Component data from apps and pages
================================
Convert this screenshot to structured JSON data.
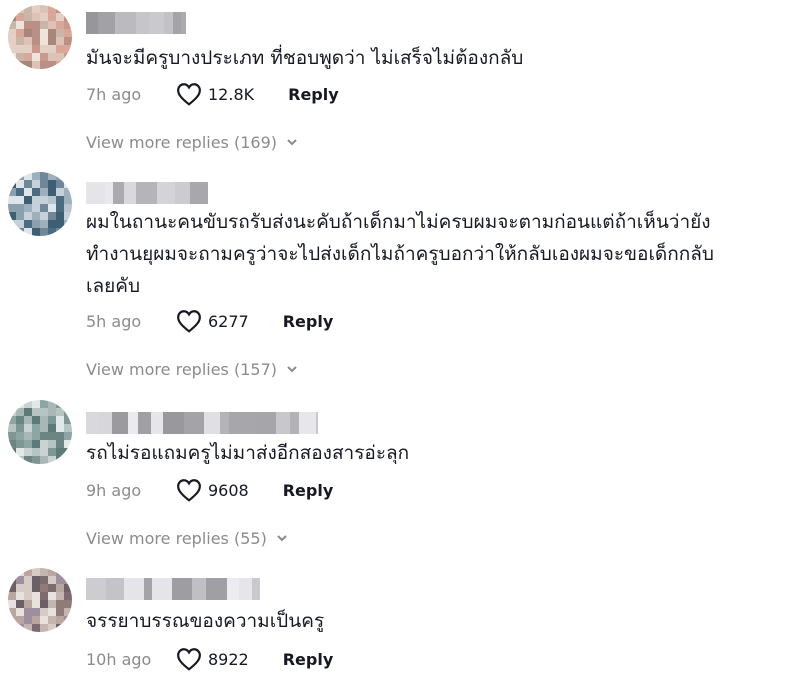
{
  "colors": {
    "text": "#161823",
    "muted": "#8a8b91",
    "background": "#ffffff"
  },
  "comments": [
    {
      "text": "มันจะมีครูบางประเภท ที่ชอบพูดว่า ไม่เสร็จไม่ต้องกลับ",
      "time": "7h ago",
      "likes": "12.8K",
      "reply_label": "Reply",
      "view_more": "View more replies (169)"
    },
    {
      "text": "ผมในถานะคนขับรถรับส่งนะคับถ้าเด็กมาไม่ครบผมจะตามก่อนแต่ถ้าเห็นว่ายัง\nทำงานยุผมจะถามครูว่าจะไปส่งเด็กไมถ้าครูบอกว่าให้กลับเองผมจะขอเด็กกลับ\nเลยคับ",
      "time": "5h ago",
      "likes": "6277",
      "reply_label": "Reply",
      "view_more": "View more replies (157)"
    },
    {
      "text": "รถไม่รอแถมครูไม่มาส่งอีกสองสารอ่ะลุก",
      "time": "9h ago",
      "likes": "9608",
      "reply_label": "Reply",
      "view_more": "View more replies (55)"
    },
    {
      "text": "จรรยาบรรณของความเป็นครู",
      "time": "10h ago",
      "likes": "8922",
      "reply_label": "Reply"
    }
  ],
  "icons": {
    "like": "heart-outline-icon",
    "expand": "chevron-down-icon"
  }
}
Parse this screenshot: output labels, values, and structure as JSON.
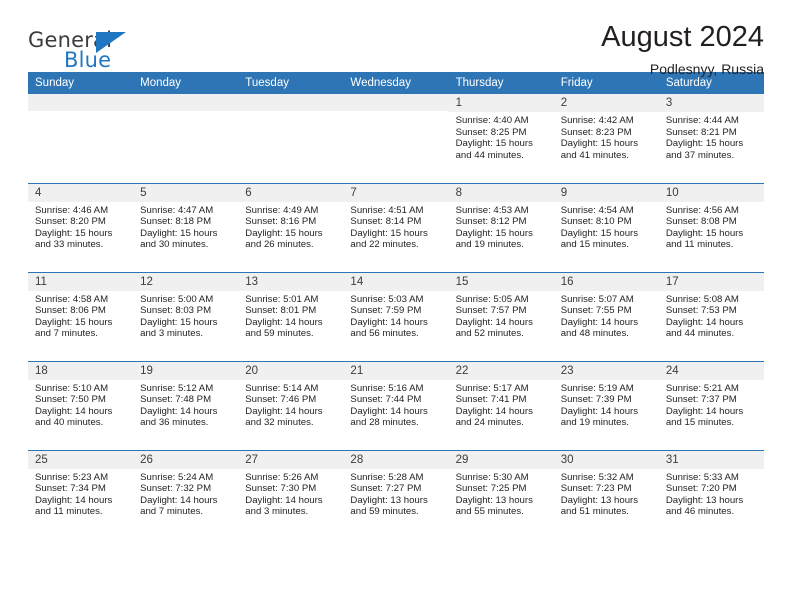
{
  "logo": {
    "word_top": "General",
    "word_bottom": "Blue",
    "accent_color": "#1f77c2"
  },
  "header": {
    "title": "August 2024",
    "subtitle": "Podlesnyy, Russia"
  },
  "calendar": {
    "header_bg": "#2e75b6",
    "daynum_bg": "#f0f0f0",
    "weekday_headers": [
      "Sunday",
      "Monday",
      "Tuesday",
      "Wednesday",
      "Thursday",
      "Friday",
      "Saturday"
    ],
    "weeks": [
      [
        {
          "day": "",
          "sunrise": "",
          "sunset": "",
          "daylight_line1": "",
          "daylight_line2": ""
        },
        {
          "day": "",
          "sunrise": "",
          "sunset": "",
          "daylight_line1": "",
          "daylight_line2": ""
        },
        {
          "day": "",
          "sunrise": "",
          "sunset": "",
          "daylight_line1": "",
          "daylight_line2": ""
        },
        {
          "day": "",
          "sunrise": "",
          "sunset": "",
          "daylight_line1": "",
          "daylight_line2": ""
        },
        {
          "day": "1",
          "sunrise": "Sunrise: 4:40 AM",
          "sunset": "Sunset: 8:25 PM",
          "daylight_line1": "Daylight: 15 hours",
          "daylight_line2": "and 44 minutes."
        },
        {
          "day": "2",
          "sunrise": "Sunrise: 4:42 AM",
          "sunset": "Sunset: 8:23 PM",
          "daylight_line1": "Daylight: 15 hours",
          "daylight_line2": "and 41 minutes."
        },
        {
          "day": "3",
          "sunrise": "Sunrise: 4:44 AM",
          "sunset": "Sunset: 8:21 PM",
          "daylight_line1": "Daylight: 15 hours",
          "daylight_line2": "and 37 minutes."
        }
      ],
      [
        {
          "day": "4",
          "sunrise": "Sunrise: 4:46 AM",
          "sunset": "Sunset: 8:20 PM",
          "daylight_line1": "Daylight: 15 hours",
          "daylight_line2": "and 33 minutes."
        },
        {
          "day": "5",
          "sunrise": "Sunrise: 4:47 AM",
          "sunset": "Sunset: 8:18 PM",
          "daylight_line1": "Daylight: 15 hours",
          "daylight_line2": "and 30 minutes."
        },
        {
          "day": "6",
          "sunrise": "Sunrise: 4:49 AM",
          "sunset": "Sunset: 8:16 PM",
          "daylight_line1": "Daylight: 15 hours",
          "daylight_line2": "and 26 minutes."
        },
        {
          "day": "7",
          "sunrise": "Sunrise: 4:51 AM",
          "sunset": "Sunset: 8:14 PM",
          "daylight_line1": "Daylight: 15 hours",
          "daylight_line2": "and 22 minutes."
        },
        {
          "day": "8",
          "sunrise": "Sunrise: 4:53 AM",
          "sunset": "Sunset: 8:12 PM",
          "daylight_line1": "Daylight: 15 hours",
          "daylight_line2": "and 19 minutes."
        },
        {
          "day": "9",
          "sunrise": "Sunrise: 4:54 AM",
          "sunset": "Sunset: 8:10 PM",
          "daylight_line1": "Daylight: 15 hours",
          "daylight_line2": "and 15 minutes."
        },
        {
          "day": "10",
          "sunrise": "Sunrise: 4:56 AM",
          "sunset": "Sunset: 8:08 PM",
          "daylight_line1": "Daylight: 15 hours",
          "daylight_line2": "and 11 minutes."
        }
      ],
      [
        {
          "day": "11",
          "sunrise": "Sunrise: 4:58 AM",
          "sunset": "Sunset: 8:06 PM",
          "daylight_line1": "Daylight: 15 hours",
          "daylight_line2": "and 7 minutes."
        },
        {
          "day": "12",
          "sunrise": "Sunrise: 5:00 AM",
          "sunset": "Sunset: 8:03 PM",
          "daylight_line1": "Daylight: 15 hours",
          "daylight_line2": "and 3 minutes."
        },
        {
          "day": "13",
          "sunrise": "Sunrise: 5:01 AM",
          "sunset": "Sunset: 8:01 PM",
          "daylight_line1": "Daylight: 14 hours",
          "daylight_line2": "and 59 minutes."
        },
        {
          "day": "14",
          "sunrise": "Sunrise: 5:03 AM",
          "sunset": "Sunset: 7:59 PM",
          "daylight_line1": "Daylight: 14 hours",
          "daylight_line2": "and 56 minutes."
        },
        {
          "day": "15",
          "sunrise": "Sunrise: 5:05 AM",
          "sunset": "Sunset: 7:57 PM",
          "daylight_line1": "Daylight: 14 hours",
          "daylight_line2": "and 52 minutes."
        },
        {
          "day": "16",
          "sunrise": "Sunrise: 5:07 AM",
          "sunset": "Sunset: 7:55 PM",
          "daylight_line1": "Daylight: 14 hours",
          "daylight_line2": "and 48 minutes."
        },
        {
          "day": "17",
          "sunrise": "Sunrise: 5:08 AM",
          "sunset": "Sunset: 7:53 PM",
          "daylight_line1": "Daylight: 14 hours",
          "daylight_line2": "and 44 minutes."
        }
      ],
      [
        {
          "day": "18",
          "sunrise": "Sunrise: 5:10 AM",
          "sunset": "Sunset: 7:50 PM",
          "daylight_line1": "Daylight: 14 hours",
          "daylight_line2": "and 40 minutes."
        },
        {
          "day": "19",
          "sunrise": "Sunrise: 5:12 AM",
          "sunset": "Sunset: 7:48 PM",
          "daylight_line1": "Daylight: 14 hours",
          "daylight_line2": "and 36 minutes."
        },
        {
          "day": "20",
          "sunrise": "Sunrise: 5:14 AM",
          "sunset": "Sunset: 7:46 PM",
          "daylight_line1": "Daylight: 14 hours",
          "daylight_line2": "and 32 minutes."
        },
        {
          "day": "21",
          "sunrise": "Sunrise: 5:16 AM",
          "sunset": "Sunset: 7:44 PM",
          "daylight_line1": "Daylight: 14 hours",
          "daylight_line2": "and 28 minutes."
        },
        {
          "day": "22",
          "sunrise": "Sunrise: 5:17 AM",
          "sunset": "Sunset: 7:41 PM",
          "daylight_line1": "Daylight: 14 hours",
          "daylight_line2": "and 24 minutes."
        },
        {
          "day": "23",
          "sunrise": "Sunrise: 5:19 AM",
          "sunset": "Sunset: 7:39 PM",
          "daylight_line1": "Daylight: 14 hours",
          "daylight_line2": "and 19 minutes."
        },
        {
          "day": "24",
          "sunrise": "Sunrise: 5:21 AM",
          "sunset": "Sunset: 7:37 PM",
          "daylight_line1": "Daylight: 14 hours",
          "daylight_line2": "and 15 minutes."
        }
      ],
      [
        {
          "day": "25",
          "sunrise": "Sunrise: 5:23 AM",
          "sunset": "Sunset: 7:34 PM",
          "daylight_line1": "Daylight: 14 hours",
          "daylight_line2": "and 11 minutes."
        },
        {
          "day": "26",
          "sunrise": "Sunrise: 5:24 AM",
          "sunset": "Sunset: 7:32 PM",
          "daylight_line1": "Daylight: 14 hours",
          "daylight_line2": "and 7 minutes."
        },
        {
          "day": "27",
          "sunrise": "Sunrise: 5:26 AM",
          "sunset": "Sunset: 7:30 PM",
          "daylight_line1": "Daylight: 14 hours",
          "daylight_line2": "and 3 minutes."
        },
        {
          "day": "28",
          "sunrise": "Sunrise: 5:28 AM",
          "sunset": "Sunset: 7:27 PM",
          "daylight_line1": "Daylight: 13 hours",
          "daylight_line2": "and 59 minutes."
        },
        {
          "day": "29",
          "sunrise": "Sunrise: 5:30 AM",
          "sunset": "Sunset: 7:25 PM",
          "daylight_line1": "Daylight: 13 hours",
          "daylight_line2": "and 55 minutes."
        },
        {
          "day": "30",
          "sunrise": "Sunrise: 5:32 AM",
          "sunset": "Sunset: 7:23 PM",
          "daylight_line1": "Daylight: 13 hours",
          "daylight_line2": "and 51 minutes."
        },
        {
          "day": "31",
          "sunrise": "Sunrise: 5:33 AM",
          "sunset": "Sunset: 7:20 PM",
          "daylight_line1": "Daylight: 13 hours",
          "daylight_line2": "and 46 minutes."
        }
      ]
    ]
  }
}
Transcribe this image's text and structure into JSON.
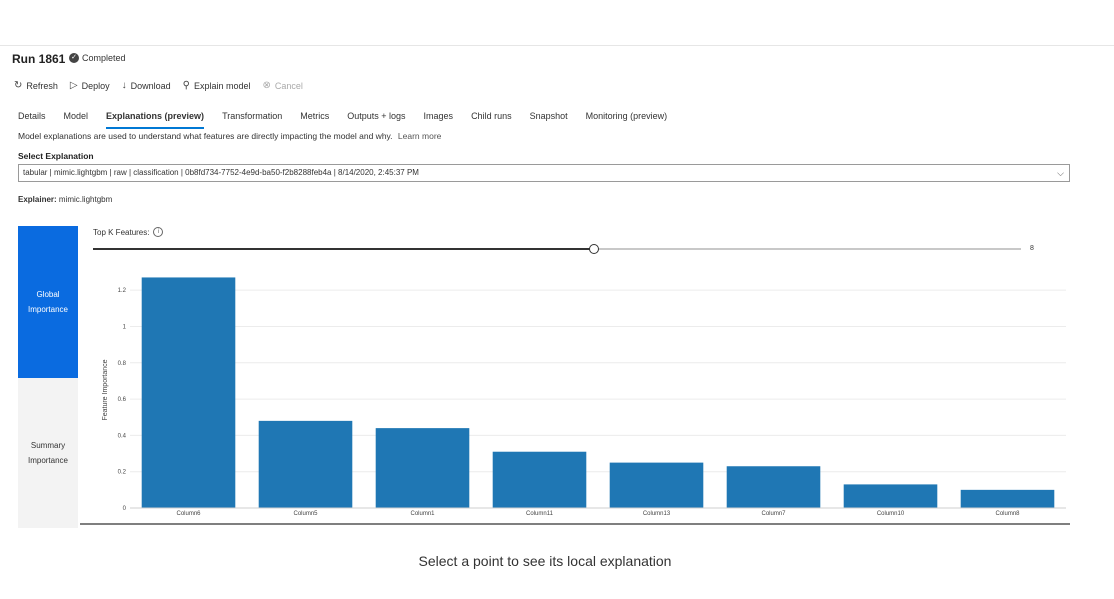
{
  "header": {
    "run_title": "Run 1861",
    "status": "Completed",
    "status_icon": "check-circle-icon"
  },
  "toolbar": {
    "refresh": "Refresh",
    "deploy": "Deploy",
    "download": "Download",
    "explain": "Explain model",
    "cancel": "Cancel"
  },
  "tabs": [
    {
      "label": "Details"
    },
    {
      "label": "Model"
    },
    {
      "label": "Explanations (preview)",
      "active": true
    },
    {
      "label": "Transformation"
    },
    {
      "label": "Metrics"
    },
    {
      "label": "Outputs + logs"
    },
    {
      "label": "Images"
    },
    {
      "label": "Child runs"
    },
    {
      "label": "Snapshot"
    },
    {
      "label": "Monitoring (preview)"
    }
  ],
  "intro": {
    "text": "Model explanations are used to understand what features are directly impacting the model and why.",
    "link": "Learn more"
  },
  "select_explanation": {
    "label": "Select Explanation",
    "value": "tabular | mimic.lightgbm | raw | classification | 0b8fd734-7752-4e9d-ba50-f2b8288feb4a | 8/14/2020, 2:45:37 PM"
  },
  "explainer": {
    "label": "Explainer:",
    "value": "mimic.lightgbm"
  },
  "side_tabs": {
    "global_line1": "Global",
    "global_line2": "Importance",
    "summary_line1": "Summary",
    "summary_line2": "Importance"
  },
  "topk": {
    "label": "Top K Features:",
    "value": "8",
    "fraction": 0.54
  },
  "footer": {
    "message": "Select a point to see its local explanation"
  },
  "colors": {
    "bar": "#1f77b4",
    "accent": "#0a6be0"
  },
  "chart_data": {
    "type": "bar",
    "categories": [
      "Column6",
      "Column5",
      "Column1",
      "Column11",
      "Column13",
      "Column7",
      "Column10",
      "Column8"
    ],
    "values": [
      1.27,
      0.48,
      0.44,
      0.31,
      0.25,
      0.23,
      0.13,
      0.1
    ],
    "title": "",
    "xlabel": "",
    "ylabel": "Feature Importance",
    "ylim": [
      0,
      1.3
    ],
    "yticks": [
      0,
      0.2,
      0.4,
      0.6,
      0.8,
      1,
      1.2
    ],
    "ytick_labels": [
      "0",
      "0.2",
      "0.4",
      "0.6",
      "0.8",
      "1",
      "1.2"
    ],
    "grid": true
  }
}
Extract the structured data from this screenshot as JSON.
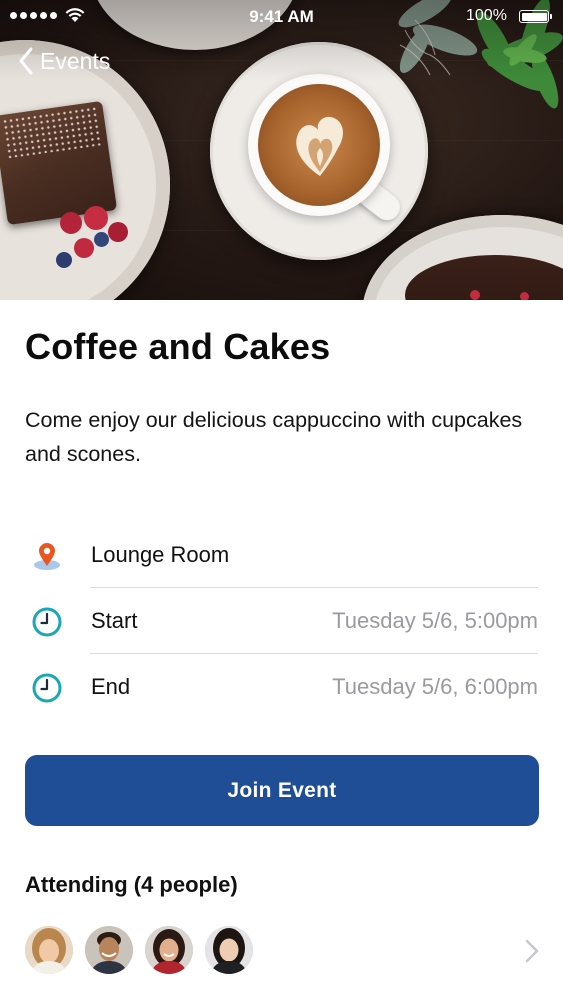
{
  "status_bar": {
    "time": "9:41 AM",
    "battery_percent": "100%",
    "battery_level": 1.0,
    "signal_bars": 5,
    "icons": [
      "signal-dots-icon",
      "wifi-icon",
      "battery-icon"
    ]
  },
  "nav": {
    "back_label": "Events",
    "back_icon": "chevron-left-icon"
  },
  "event": {
    "title": "Coffee and Cakes",
    "description": "Come enjoy our delicious cappuccino with cupcakes and scones.",
    "details": [
      {
        "icon": "location-pin-icon",
        "label": "Lounge Room",
        "value": ""
      },
      {
        "icon": "clock-icon",
        "label": "Start",
        "value": "Tuesday 5/6, 5:00pm"
      },
      {
        "icon": "clock-icon",
        "label": "End",
        "value": "Tuesday 5/6, 6:00pm"
      }
    ]
  },
  "actions": {
    "join_label": "Join Event"
  },
  "attending": {
    "heading": "Attending (4 people)",
    "avatars": [
      "avatar-1",
      "avatar-2",
      "avatar-3",
      "avatar-4"
    ],
    "more_icon": "chevron-right-icon"
  },
  "colors": {
    "accent": "#1f4e96",
    "pin": "#e8571f",
    "clock": "#1aa7b8",
    "secondary_text": "#9a9a9f"
  }
}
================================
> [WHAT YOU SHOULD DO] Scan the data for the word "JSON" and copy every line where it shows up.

> [YOUR RESPONSE]
Convert this screenshot to structured JSON data.
Parse this screenshot: output labels, values, and structure as JSON.
Transcribe this image's text and structure into JSON.
Extract the structured data from this screenshot as JSON.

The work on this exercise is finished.